Sigmund Freud became the symbol of sexual license in the early 20th C. People started finding sex everywhere, believing our whole personalities were ruled by it. Sexual babies, sexual grampies. Freudian as an adjective still carries strong sexual suggestion. Freud himself is rather an unusual foundation for this myth. That association is another example of people wanting a mythology so badly that they will take whatever is at hand and make it fit. Dear Siggy did bring it on himself to a certain extent, refusing to change his terminology in calling all pleasure-energy sexual. But even when he used libidinal the popular imagination soon made that sexual in the genital sense as well. Freud didn’t believe that all pleasure was essentially genital or a disguised form of it – that idea got attached to his theories, permeated the culture, and is still taught in some schools of developmental psychology today. Freud thought that all drives for pleasure were related, but specifically denied that some were genital. All the Oedipal and Electral Crises he thought were pre-sexual, not disguised sexuality. He believed their resolution allowed adult sexuality to develop – quite a different kettle of fish. He was no libertine himself either, having no sexual relations before marriage, and none with his wife after the birth of their last child. He was immensely proper in all his dealings with women. He thought sexual license quite dangerous, and never encouraged others to step outside the bounds of the strict morality of the times.

We create our myths because we want them, then go find the best available example to shove up on the pedastal as god or goddess. We believed Margaret Mead and Kinsey because we wanted to – the details did not matter.

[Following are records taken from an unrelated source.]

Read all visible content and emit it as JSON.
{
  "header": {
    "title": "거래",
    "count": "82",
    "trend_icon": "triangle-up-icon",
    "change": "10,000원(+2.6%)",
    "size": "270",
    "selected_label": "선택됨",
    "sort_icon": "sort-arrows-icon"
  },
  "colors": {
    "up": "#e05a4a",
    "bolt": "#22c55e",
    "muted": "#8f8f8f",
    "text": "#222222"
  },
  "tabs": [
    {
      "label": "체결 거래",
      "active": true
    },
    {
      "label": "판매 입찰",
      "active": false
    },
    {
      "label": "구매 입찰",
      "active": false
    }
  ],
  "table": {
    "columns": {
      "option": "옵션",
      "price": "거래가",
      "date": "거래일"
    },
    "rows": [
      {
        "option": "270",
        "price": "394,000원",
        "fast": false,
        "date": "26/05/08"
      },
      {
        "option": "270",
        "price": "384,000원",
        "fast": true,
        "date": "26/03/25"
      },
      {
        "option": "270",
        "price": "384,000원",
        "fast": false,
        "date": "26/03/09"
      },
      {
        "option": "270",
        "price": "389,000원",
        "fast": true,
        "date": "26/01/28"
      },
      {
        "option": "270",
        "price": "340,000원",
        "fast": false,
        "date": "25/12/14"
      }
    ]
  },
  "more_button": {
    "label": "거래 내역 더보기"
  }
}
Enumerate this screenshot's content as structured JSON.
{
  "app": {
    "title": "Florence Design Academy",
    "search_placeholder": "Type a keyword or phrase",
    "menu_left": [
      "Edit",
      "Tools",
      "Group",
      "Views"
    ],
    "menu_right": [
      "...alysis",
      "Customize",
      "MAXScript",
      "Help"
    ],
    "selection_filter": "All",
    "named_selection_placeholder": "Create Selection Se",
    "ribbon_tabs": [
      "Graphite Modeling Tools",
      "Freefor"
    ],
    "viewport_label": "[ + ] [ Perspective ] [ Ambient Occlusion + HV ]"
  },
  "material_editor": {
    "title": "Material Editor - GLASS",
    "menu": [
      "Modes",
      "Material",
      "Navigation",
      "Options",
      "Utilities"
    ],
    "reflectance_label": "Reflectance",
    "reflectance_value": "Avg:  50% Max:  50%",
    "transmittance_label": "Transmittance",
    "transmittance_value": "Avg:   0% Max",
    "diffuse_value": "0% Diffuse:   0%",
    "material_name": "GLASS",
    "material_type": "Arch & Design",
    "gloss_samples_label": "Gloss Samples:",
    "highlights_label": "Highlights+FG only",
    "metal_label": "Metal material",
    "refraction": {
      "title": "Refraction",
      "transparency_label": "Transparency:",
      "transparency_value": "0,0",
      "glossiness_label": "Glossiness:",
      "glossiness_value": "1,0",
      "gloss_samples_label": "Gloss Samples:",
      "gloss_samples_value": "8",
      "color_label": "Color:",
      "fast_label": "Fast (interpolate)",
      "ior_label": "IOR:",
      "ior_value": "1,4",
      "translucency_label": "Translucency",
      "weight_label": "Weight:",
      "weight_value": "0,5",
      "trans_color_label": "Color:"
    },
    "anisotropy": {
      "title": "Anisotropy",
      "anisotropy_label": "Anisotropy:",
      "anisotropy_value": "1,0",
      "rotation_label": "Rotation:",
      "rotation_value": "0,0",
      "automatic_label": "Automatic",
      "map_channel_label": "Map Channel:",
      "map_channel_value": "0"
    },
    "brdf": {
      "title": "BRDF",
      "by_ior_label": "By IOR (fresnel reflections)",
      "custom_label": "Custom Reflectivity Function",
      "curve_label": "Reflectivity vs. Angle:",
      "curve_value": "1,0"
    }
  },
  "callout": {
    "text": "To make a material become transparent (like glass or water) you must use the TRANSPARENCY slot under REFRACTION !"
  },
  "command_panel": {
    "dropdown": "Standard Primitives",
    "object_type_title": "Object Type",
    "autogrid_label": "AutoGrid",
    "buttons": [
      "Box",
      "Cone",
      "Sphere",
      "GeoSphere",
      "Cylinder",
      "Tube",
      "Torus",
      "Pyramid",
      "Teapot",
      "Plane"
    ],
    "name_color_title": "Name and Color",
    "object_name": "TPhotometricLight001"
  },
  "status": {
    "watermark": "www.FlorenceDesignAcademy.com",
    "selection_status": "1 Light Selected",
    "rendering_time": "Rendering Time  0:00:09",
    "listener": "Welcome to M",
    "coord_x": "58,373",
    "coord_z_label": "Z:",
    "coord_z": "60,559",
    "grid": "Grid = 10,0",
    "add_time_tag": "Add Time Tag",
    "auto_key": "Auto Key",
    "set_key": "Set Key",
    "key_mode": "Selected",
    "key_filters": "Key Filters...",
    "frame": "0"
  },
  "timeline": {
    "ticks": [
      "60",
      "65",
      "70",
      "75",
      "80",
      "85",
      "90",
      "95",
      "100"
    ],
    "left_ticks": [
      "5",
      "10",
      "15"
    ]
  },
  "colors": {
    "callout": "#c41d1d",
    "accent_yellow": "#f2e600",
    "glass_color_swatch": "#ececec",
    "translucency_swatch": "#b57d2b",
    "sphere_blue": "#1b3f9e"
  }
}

It makes you wonder what things that everyone just knows in our own era are only half-true, or less.


As I went upstairs armed with only a screwdriver and hope, I thought of the conservative complaint against Obama, “Hope is not a plan!” I have to admit that sometimes it is a plan. My plan, anyway. I worry that his is a major interventionist hope, as opposed to my small-government “maybe if I just clean it out and reset it…” hope, but I can’t say I’m in a good position to criticise Barack on that score.

The Guy Next Door

Roman, the guy next door, is already up, raking leaves on Saturday, while I’m still having a morning coffee and cigarette on the porch. He is an older guy, painfully slow, but he plugs away all morning. Roman is precise: brushes off the lawn mower after every use, including the blades underneath and the spark plugs – with a different brush. He has a frame that holds his leaf bag and a nifty scooping contraption so he doesn’t have to bend over. Smokes a pipe, never waves back, even though we’ve been neighbors for 20 years.

Most days he's doing something in one of the sheds, slowly, purposefully picking something up, carrying it away, bringing it back.

Once in awhile a younger man will show up and tear through whatever yard work is happening with an almost angry energy. Some younger relative, I imagine, and Roman must drive him nuts. He can’t get out of there fast enough.

A fine old Frenchman – French-Canadian actually, though New Englanders knew that’s what I meant – whose like we don’t see as much as when I was a boy.